> **Goal of the exercise**: Below are some records; return each one exactly as written.

> **Source data**:
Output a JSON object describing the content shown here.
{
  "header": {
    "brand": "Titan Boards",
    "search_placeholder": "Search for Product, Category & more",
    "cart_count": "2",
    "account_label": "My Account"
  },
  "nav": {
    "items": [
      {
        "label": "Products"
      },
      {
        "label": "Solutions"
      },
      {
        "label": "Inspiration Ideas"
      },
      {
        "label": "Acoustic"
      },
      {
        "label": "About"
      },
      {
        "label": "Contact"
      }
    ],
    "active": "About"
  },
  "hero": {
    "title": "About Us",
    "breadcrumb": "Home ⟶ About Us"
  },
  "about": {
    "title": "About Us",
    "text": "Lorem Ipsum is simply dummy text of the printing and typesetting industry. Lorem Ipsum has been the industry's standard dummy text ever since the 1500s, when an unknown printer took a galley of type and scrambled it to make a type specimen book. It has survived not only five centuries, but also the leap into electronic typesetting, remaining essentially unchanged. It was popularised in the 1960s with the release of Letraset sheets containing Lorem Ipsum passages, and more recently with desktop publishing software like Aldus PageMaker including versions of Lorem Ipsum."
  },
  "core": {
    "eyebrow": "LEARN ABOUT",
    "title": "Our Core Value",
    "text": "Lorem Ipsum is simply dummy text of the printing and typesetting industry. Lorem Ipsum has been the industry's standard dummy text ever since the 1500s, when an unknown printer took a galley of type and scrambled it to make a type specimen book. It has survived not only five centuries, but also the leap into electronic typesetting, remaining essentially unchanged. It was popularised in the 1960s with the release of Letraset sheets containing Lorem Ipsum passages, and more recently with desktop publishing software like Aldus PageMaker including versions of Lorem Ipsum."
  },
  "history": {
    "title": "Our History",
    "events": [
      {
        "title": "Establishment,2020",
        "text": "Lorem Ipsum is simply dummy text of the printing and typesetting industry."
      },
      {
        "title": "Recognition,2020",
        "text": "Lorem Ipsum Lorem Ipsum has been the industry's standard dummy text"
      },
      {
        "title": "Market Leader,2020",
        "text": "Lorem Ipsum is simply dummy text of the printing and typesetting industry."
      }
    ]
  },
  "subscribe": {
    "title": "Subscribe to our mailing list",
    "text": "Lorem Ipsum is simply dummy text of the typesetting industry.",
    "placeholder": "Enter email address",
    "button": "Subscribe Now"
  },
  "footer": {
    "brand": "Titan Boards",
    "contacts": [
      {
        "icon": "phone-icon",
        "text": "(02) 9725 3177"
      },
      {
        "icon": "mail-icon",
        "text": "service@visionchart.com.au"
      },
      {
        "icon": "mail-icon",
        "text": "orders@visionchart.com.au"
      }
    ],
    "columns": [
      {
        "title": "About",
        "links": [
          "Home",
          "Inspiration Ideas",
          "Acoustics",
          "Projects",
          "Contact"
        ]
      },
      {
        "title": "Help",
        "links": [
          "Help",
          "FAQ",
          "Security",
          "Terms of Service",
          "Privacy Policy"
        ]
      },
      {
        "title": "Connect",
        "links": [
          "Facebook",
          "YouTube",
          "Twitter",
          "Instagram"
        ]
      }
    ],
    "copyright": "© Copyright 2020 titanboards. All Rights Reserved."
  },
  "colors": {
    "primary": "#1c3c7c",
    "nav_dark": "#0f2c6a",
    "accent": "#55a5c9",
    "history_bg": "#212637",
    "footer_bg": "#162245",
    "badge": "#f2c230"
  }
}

> **Response below**:
Output a JSON object describing the content shown here.
{
  "header": {
    "brand": "Titan Boards",
    "search_placeholder": "Search for Product, Category & more",
    "cart_count": "2",
    "account_label": "My Account"
  },
  "nav": {
    "items": [
      {
        "label": "Products"
      },
      {
        "label": "Solutions"
      },
      {
        "label": "Inspiration Ideas"
      },
      {
        "label": "Acoustic"
      },
      {
        "label": "About"
      },
      {
        "label": "Contact"
      }
    ],
    "active": "About"
  },
  "hero": {
    "title": "About Us",
    "breadcrumb": "Home ⟶ About Us"
  },
  "about": {
    "title": "About Us",
    "text": "Lorem Ipsum is simply dummy text of the printing and typesetting industry. Lorem Ipsum has been the industry's standard dummy text ever since the 1500s, when an unknown printer took a galley of type and scrambled it to make a type specimen book. It has survived not only five centuries, but also the leap into electronic typesetting, remaining essentially unchanged. It was popularised in the 1960s with the release of Letraset sheets containing Lorem Ipsum passages, and more recently with desktop publishing software like Aldus PageMaker including versions of Lorem Ipsum."
  },
  "core": {
    "eyebrow": "LEARN ABOUT",
    "title": "Our Core Value",
    "text": "Lorem Ipsum is simply dummy text of the printing and typesetting industry. Lorem Ipsum has been the industry's standard dummy text ever since the 1500s, when an unknown printer took a galley of type and scrambled it to make a type specimen book. It has survived not only five centuries, but also the leap into electronic typesetting, remaining essentially unchanged. It was popularised in the 1960s with the release of Letraset sheets containing Lorem Ipsum passages, and more recently with desktop publishing software like Aldus PageMaker including versions of Lorem Ipsum."
  },
  "history": {
    "title": "Our History",
    "events": [
      {
        "title": "Establishment,2020",
        "text": "Lorem Ipsum is simply dummy text of the printing and typesetting industry."
      },
      {
        "title": "Recognition,2020",
        "text": "Lorem Ipsum Lorem Ipsum has been the industry's standard dummy text"
      },
      {
        "title": "Market Leader,2020",
        "text": "Lorem Ipsum is simply dummy text of the printing and typesetting industry."
      }
    ]
  },
  "subscribe": {
    "title": "Subscribe to our mailing list",
    "text": "Lorem Ipsum is simply dummy text of the typesetting industry.",
    "placeholder": "Enter email address",
    "button": "Subscribe Now"
  },
  "footer": {
    "brand": "Titan Boards",
    "contacts": [
      {
        "icon": "phone-icon",
        "text": "(02) 9725 3177"
      },
      {
        "icon": "mail-icon",
        "text": "service@visionchart.com.au"
      },
      {
        "icon": "mail-icon",
        "text": "orders@visionchart.com.au"
      }
    ],
    "columns": [
      {
        "title": "About",
        "links": [
          "Home",
          "Inspiration Ideas",
          "Acoustics",
          "Projects",
          "Contact"
        ]
      },
      {
        "title": "Help",
        "links": [
          "Help",
          "FAQ",
          "Security",
          "Terms of Service",
          "Privacy Policy"
        ]
      },
      {
        "title": "Connect",
        "links": [
          "Facebook",
          "YouTube",
          "Twitter",
          "Instagram"
        ]
      }
    ],
    "copyright": "© Copyright 2020 titanboards. All Rights Reserved."
  },
  "colors": {
    "primary": "#1c3c7c",
    "nav_dark": "#0f2c6a",
    "accent": "#55a5c9",
    "history_bg": "#212637",
    "footer_bg": "#162245",
    "badge": "#f2c230"
  }
}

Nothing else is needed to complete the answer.